What You Need to Know About Domestic Violence

Domestic violence occurs too often. According to the National Coalition Against Domestic Violence (NCADV), more than 10 million people are victims of physical domestic abuse every year. The Centers for Disease Control and Prevention also states that 1 in 4 women and 1 in 7 men are report being the victim of "severe physical violence" in an intimate relationship at some point in their lives. There are many legal issues that can arise from domestic violence, including the need for orders of protection, custodial arrangements for minor children, and divorce. An attorney specializing in intimate partner violence can help to navigate the complicated legal system, ensuring that victims of domestic violence are able to maintain a safe, healthy life.

What is domestic violence?

Domestic violence isn't just spousal disagreements or fights between boyfriends and girlfriends. It includes physical, emotional, and mental abuse. Sometimes intimate violence takes the form of stalking or threats, which can be just as serious as a physical attack. The umbrella of domestic violence also covers those in non-romantic relationships, such as siblings, parents, and roommates.

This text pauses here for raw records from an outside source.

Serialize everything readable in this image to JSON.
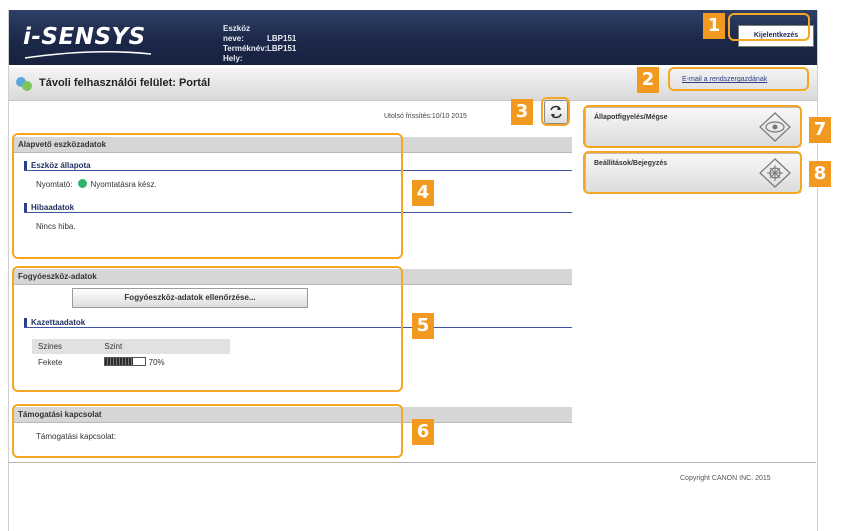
{
  "header": {
    "logo_text": "i-SENSYS",
    "device_name_label": "Eszköz neve:",
    "device_name_value": "LBP151",
    "product_label": "Terméknév:",
    "product_value": "LBP151",
    "location_label": "Hely:",
    "logout_label": "Kijelentkezés"
  },
  "titlebar": {
    "title": "Távoli felhasználói felület: Portál",
    "email_link": "E-mail a rendszergazdának"
  },
  "status": {
    "last_update": "Utolsó frissítés:10/10 2015",
    "refresh_icon": "refresh-icon"
  },
  "basic": {
    "title": "Alapvető eszközadatok",
    "device_status_heading": "Eszköz állapota",
    "printer_label": "Nyomtató:",
    "printer_status": "Nyomtatásra kész.",
    "status_color": "#2db36a",
    "error_heading": "Hibaadatok",
    "error_text": "Nincs hiba."
  },
  "consumables": {
    "title": "Fogyóeszköz-adatok",
    "check_button": "Fogyóeszköz-adatok ellenőrzése...",
    "cartridge_heading": "Kazettaadatok",
    "col_color": "Szines",
    "col_level": "Szint",
    "row_color": "Fekete",
    "row_level": "70%",
    "row_level_fraction": 0.7
  },
  "support": {
    "title": "Támogatási kapcsolat",
    "text": "Támogatási kapcsolat:"
  },
  "sidebar": {
    "monitor_button": "Állapotfigyelés/Mégse",
    "monitor_icon": "eye-icon",
    "settings_button": "Beállítások/Bejegyzés",
    "settings_icon": "settings-icon"
  },
  "callouts": [
    "1",
    "2",
    "3",
    "4",
    "5",
    "6",
    "7",
    "8"
  ],
  "accent_color": "#f29a1f",
  "footer": {
    "copyright": "Copyright CANON INC. 2015"
  }
}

Who needs a domestic violence attorney?

A domestic violence attorney works as an advocate for the victim to ensure that the abuser faces punitive consequences and is no longer able to harm the victim. This could include filing motions for temporary restraining orders or more long-term protective orders, limiting contact between attacker and victim. Children can often become caught in the middle, and a lawyer can help to establish proper custodial orders, as well. When the victim and attacker are legally married, an attorney can help to start the process of dissolving the marriage, provide advice for fairly dividing assets, and even help with the process of finding new, affordable housing.

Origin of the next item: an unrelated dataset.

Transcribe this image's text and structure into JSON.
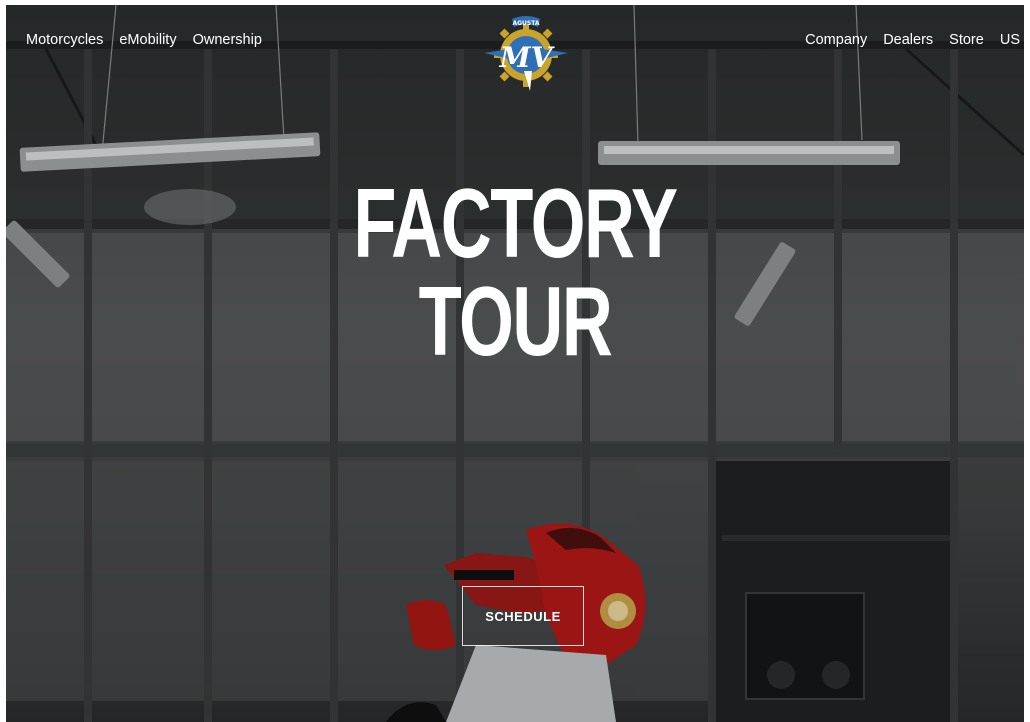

Need for affordable legal help

Legal advice is rarely cheap, but often needed. Financial strain can be a severe barrier for victims of violence, especially when it comes to leaving an abusive relationship and establishing a life independently. Hiring an attorney is sometimes not a possibility because of financial limitations. State bar associations, victims advocates, shelters, and other community organizations can sometimes help victims to find pro bono or reduced-cost legal representation.

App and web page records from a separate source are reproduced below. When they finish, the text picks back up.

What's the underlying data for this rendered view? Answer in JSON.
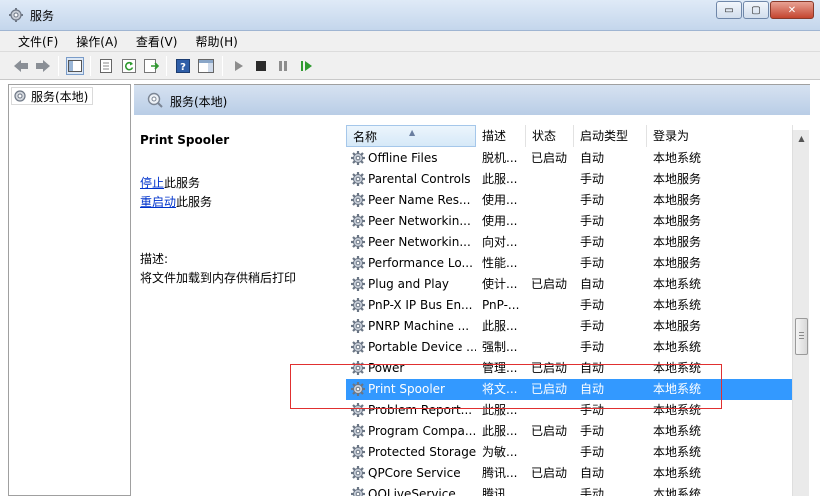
{
  "window": {
    "title": "服务",
    "buttons": [
      "▭",
      "▢",
      "✕"
    ]
  },
  "menu": [
    "文件(F)",
    "操作(A)",
    "查看(V)",
    "帮助(H)"
  ],
  "tree": {
    "node": "服务(本地)"
  },
  "pane": {
    "header": "服务(本地)"
  },
  "details": {
    "service_name": "Print Spooler",
    "action_stop_link": "停止",
    "action_stop_text": "此服务",
    "action_restart_link": "重启动",
    "action_restart_text": "此服务",
    "desc_label": "描述:",
    "desc_text": "将文件加载到内存供稍后打印"
  },
  "table": {
    "columns": [
      "名称",
      "描述",
      "状态",
      "启动类型",
      "登录为"
    ],
    "rows": [
      [
        "Offline Files",
        "脱机...",
        "已启动",
        "自动",
        "本地系统"
      ],
      [
        "Parental Controls",
        "此服...",
        "",
        "手动",
        "本地服务"
      ],
      [
        "Peer Name Res...",
        "使用...",
        "",
        "手动",
        "本地服务"
      ],
      [
        "Peer Networkin...",
        "使用...",
        "",
        "手动",
        "本地服务"
      ],
      [
        "Peer Networkin...",
        "向对...",
        "",
        "手动",
        "本地服务"
      ],
      [
        "Performance Lo...",
        "性能...",
        "",
        "手动",
        "本地服务"
      ],
      [
        "Plug and Play",
        "使计...",
        "已启动",
        "自动",
        "本地系统"
      ],
      [
        "PnP-X IP Bus En...",
        "PnP-...",
        "",
        "手动",
        "本地系统"
      ],
      [
        "PNRP Machine ...",
        "此服...",
        "",
        "手动",
        "本地服务"
      ],
      [
        "Portable Device ...",
        "强制...",
        "",
        "手动",
        "本地系统"
      ],
      [
        "Power",
        "管理...",
        "已启动",
        "自动",
        "本地系统"
      ],
      [
        "Print Spooler",
        "将文...",
        "已启动",
        "自动",
        "本地系统"
      ],
      [
        "Problem Report...",
        "此服...",
        "",
        "手动",
        "本地系统"
      ],
      [
        "Program Compa...",
        "此服...",
        "已启动",
        "手动",
        "本地系统"
      ],
      [
        "Protected Storage",
        "为敏...",
        "",
        "手动",
        "本地系统"
      ],
      [
        "QPCore Service",
        "腾讯...",
        "已启动",
        "自动",
        "本地系统"
      ],
      [
        "QQLiveService",
        "腾讯...",
        "",
        "手动",
        "本地系统"
      ]
    ],
    "selected_index": 11
  },
  "colors": {
    "selection": "#3399ff",
    "highlight_box": "#e03030",
    "link": "#0033cc"
  }
}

When a person faces domestic violence, assault, or other charges, he or she is guaranteed legal representation--for free, if he or she can't afford an attorney. Victims, however, aren't provided with court-appointed counsel. Hiring a lawyer like those from Jacobs & Barbone P A that specializes in domestic violence law can help to even the playing field in court-related interactions, helping to ensure that abusers face appropriate consequences and that victims can live safely in the future.